Items from an interface collection:
--

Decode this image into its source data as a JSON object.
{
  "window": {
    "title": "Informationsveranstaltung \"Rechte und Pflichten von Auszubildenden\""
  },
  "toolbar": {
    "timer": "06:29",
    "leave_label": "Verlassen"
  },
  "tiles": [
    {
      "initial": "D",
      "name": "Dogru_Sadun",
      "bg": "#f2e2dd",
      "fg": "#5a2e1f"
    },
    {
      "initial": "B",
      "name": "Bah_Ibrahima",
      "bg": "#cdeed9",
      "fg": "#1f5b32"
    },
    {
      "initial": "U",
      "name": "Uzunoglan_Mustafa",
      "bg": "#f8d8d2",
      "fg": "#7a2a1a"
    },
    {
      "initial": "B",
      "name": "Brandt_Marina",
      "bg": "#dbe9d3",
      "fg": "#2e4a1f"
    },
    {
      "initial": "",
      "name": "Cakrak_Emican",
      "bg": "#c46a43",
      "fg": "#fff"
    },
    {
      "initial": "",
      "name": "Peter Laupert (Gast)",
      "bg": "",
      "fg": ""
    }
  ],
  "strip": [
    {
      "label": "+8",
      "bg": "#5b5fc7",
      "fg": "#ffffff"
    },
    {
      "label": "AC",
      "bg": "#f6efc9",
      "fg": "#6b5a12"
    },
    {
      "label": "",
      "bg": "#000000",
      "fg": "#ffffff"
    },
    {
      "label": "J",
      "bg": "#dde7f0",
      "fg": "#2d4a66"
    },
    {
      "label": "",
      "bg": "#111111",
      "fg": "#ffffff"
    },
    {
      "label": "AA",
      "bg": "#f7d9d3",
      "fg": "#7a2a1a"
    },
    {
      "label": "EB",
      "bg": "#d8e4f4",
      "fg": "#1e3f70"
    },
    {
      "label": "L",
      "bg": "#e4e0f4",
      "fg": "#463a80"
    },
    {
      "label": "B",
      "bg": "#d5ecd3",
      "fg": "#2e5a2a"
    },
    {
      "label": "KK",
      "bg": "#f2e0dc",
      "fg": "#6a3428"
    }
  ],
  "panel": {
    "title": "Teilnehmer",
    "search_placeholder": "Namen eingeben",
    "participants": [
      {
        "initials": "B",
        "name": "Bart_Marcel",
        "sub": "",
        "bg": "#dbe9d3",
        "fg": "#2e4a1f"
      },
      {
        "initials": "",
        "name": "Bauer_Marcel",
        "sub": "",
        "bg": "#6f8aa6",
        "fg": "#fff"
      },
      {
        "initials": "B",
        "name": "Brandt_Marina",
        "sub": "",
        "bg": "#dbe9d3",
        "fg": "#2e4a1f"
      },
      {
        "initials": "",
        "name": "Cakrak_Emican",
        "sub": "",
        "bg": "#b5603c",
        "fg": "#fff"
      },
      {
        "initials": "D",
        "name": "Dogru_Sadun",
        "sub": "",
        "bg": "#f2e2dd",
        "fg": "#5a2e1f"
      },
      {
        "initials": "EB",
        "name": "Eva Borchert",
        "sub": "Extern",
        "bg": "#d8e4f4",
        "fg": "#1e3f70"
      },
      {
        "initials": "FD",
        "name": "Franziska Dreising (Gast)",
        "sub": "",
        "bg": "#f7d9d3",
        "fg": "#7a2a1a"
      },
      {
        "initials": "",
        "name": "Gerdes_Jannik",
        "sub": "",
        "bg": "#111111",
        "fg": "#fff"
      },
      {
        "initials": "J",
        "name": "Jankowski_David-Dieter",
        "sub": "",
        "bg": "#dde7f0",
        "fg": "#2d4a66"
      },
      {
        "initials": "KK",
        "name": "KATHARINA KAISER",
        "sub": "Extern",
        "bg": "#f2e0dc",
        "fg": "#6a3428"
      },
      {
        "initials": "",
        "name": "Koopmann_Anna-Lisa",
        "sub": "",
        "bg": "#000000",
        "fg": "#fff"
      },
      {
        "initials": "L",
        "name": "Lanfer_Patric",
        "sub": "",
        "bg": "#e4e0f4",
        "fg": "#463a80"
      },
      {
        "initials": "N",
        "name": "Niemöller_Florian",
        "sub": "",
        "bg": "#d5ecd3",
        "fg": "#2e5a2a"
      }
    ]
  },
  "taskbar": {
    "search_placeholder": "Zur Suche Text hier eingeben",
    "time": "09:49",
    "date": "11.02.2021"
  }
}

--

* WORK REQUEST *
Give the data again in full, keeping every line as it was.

* EXERCISE OUTPUT *
Decode this image into its source data as a JSON object.
{
  "window": {
    "title": "Informationsveranstaltung \"Rechte und Pflichten von Auszubildenden\""
  },
  "toolbar": {
    "timer": "06:29",
    "leave_label": "Verlassen"
  },
  "tiles": [
    {
      "initial": "D",
      "name": "Dogru_Sadun",
      "bg": "#f2e2dd",
      "fg": "#5a2e1f"
    },
    {
      "initial": "B",
      "name": "Bah_Ibrahima",
      "bg": "#cdeed9",
      "fg": "#1f5b32"
    },
    {
      "initial": "U",
      "name": "Uzunoglan_Mustafa",
      "bg": "#f8d8d2",
      "fg": "#7a2a1a"
    },
    {
      "initial": "B",
      "name": "Brandt_Marina",
      "bg": "#dbe9d3",
      "fg": "#2e4a1f"
    },
    {
      "initial": "",
      "name": "Cakrak_Emican",
      "bg": "#c46a43",
      "fg": "#fff"
    },
    {
      "initial": "",
      "name": "Peter Laupert (Gast)",
      "bg": "",
      "fg": ""
    }
  ],
  "strip": [
    {
      "label": "+8",
      "bg": "#5b5fc7",
      "fg": "#ffffff"
    },
    {
      "label": "AC",
      "bg": "#f6efc9",
      "fg": "#6b5a12"
    },
    {
      "label": "",
      "bg": "#000000",
      "fg": "#ffffff"
    },
    {
      "label": "J",
      "bg": "#dde7f0",
      "fg": "#2d4a66"
    },
    {
      "label": "",
      "bg": "#111111",
      "fg": "#ffffff"
    },
    {
      "label": "AA",
      "bg": "#f7d9d3",
      "fg": "#7a2a1a"
    },
    {
      "label": "EB",
      "bg": "#d8e4f4",
      "fg": "#1e3f70"
    },
    {
      "label": "L",
      "bg": "#e4e0f4",
      "fg": "#463a80"
    },
    {
      "label": "B",
      "bg": "#d5ecd3",
      "fg": "#2e5a2a"
    },
    {
      "label": "KK",
      "bg": "#f2e0dc",
      "fg": "#6a3428"
    }
  ],
  "panel": {
    "title": "Teilnehmer",
    "search_placeholder": "Namen eingeben",
    "participants": [
      {
        "initials": "B",
        "name": "Bart_Marcel",
        "sub": "",
        "bg": "#dbe9d3",
        "fg": "#2e4a1f"
      },
      {
        "initials": "",
        "name": "Bauer_Marcel",
        "sub": "",
        "bg": "#6f8aa6",
        "fg": "#fff"
      },
      {
        "initials": "B",
        "name": "Brandt_Marina",
        "sub": "",
        "bg": "#dbe9d3",
        "fg": "#2e4a1f"
      },
      {
        "initials": "",
        "name": "Cakrak_Emican",
        "sub": "",
        "bg": "#b5603c",
        "fg": "#fff"
      },
      {
        "initials": "D",
        "name": "Dogru_Sadun",
        "sub": "",
        "bg": "#f2e2dd",
        "fg": "#5a2e1f"
      },
      {
        "initials": "EB",
        "name": "Eva Borchert",
        "sub": "Extern",
        "bg": "#d8e4f4",
        "fg": "#1e3f70"
      },
      {
        "initials": "FD",
        "name": "Franziska Dreising (Gast)",
        "sub": "",
        "bg": "#f7d9d3",
        "fg": "#7a2a1a"
      },
      {
        "initials": "",
        "name": "Gerdes_Jannik",
        "sub": "",
        "bg": "#111111",
        "fg": "#fff"
      },
      {
        "initials": "J",
        "name": "Jankowski_David-Dieter",
        "sub": "",
        "bg": "#dde7f0",
        "fg": "#2d4a66"
      },
      {
        "initials": "KK",
        "name": "KATHARINA KAISER",
        "sub": "Extern",
        "bg": "#f2e0dc",
        "fg": "#6a3428"
      },
      {
        "initials": "",
        "name": "Koopmann_Anna-Lisa",
        "sub": "",
        "bg": "#000000",
        "fg": "#fff"
      },
      {
        "initials": "L",
        "name": "Lanfer_Patric",
        "sub": "",
        "bg": "#e4e0f4",
        "fg": "#463a80"
      },
      {
        "initials": "N",
        "name": "Niemöller_Florian",
        "sub": "",
        "bg": "#d5ecd3",
        "fg": "#2e5a2a"
      }
    ]
  },
  "taskbar": {
    "search_placeholder": "Zur Suche Text hier eingeben",
    "time": "09:49",
    "date": "11.02.2021"
  }
}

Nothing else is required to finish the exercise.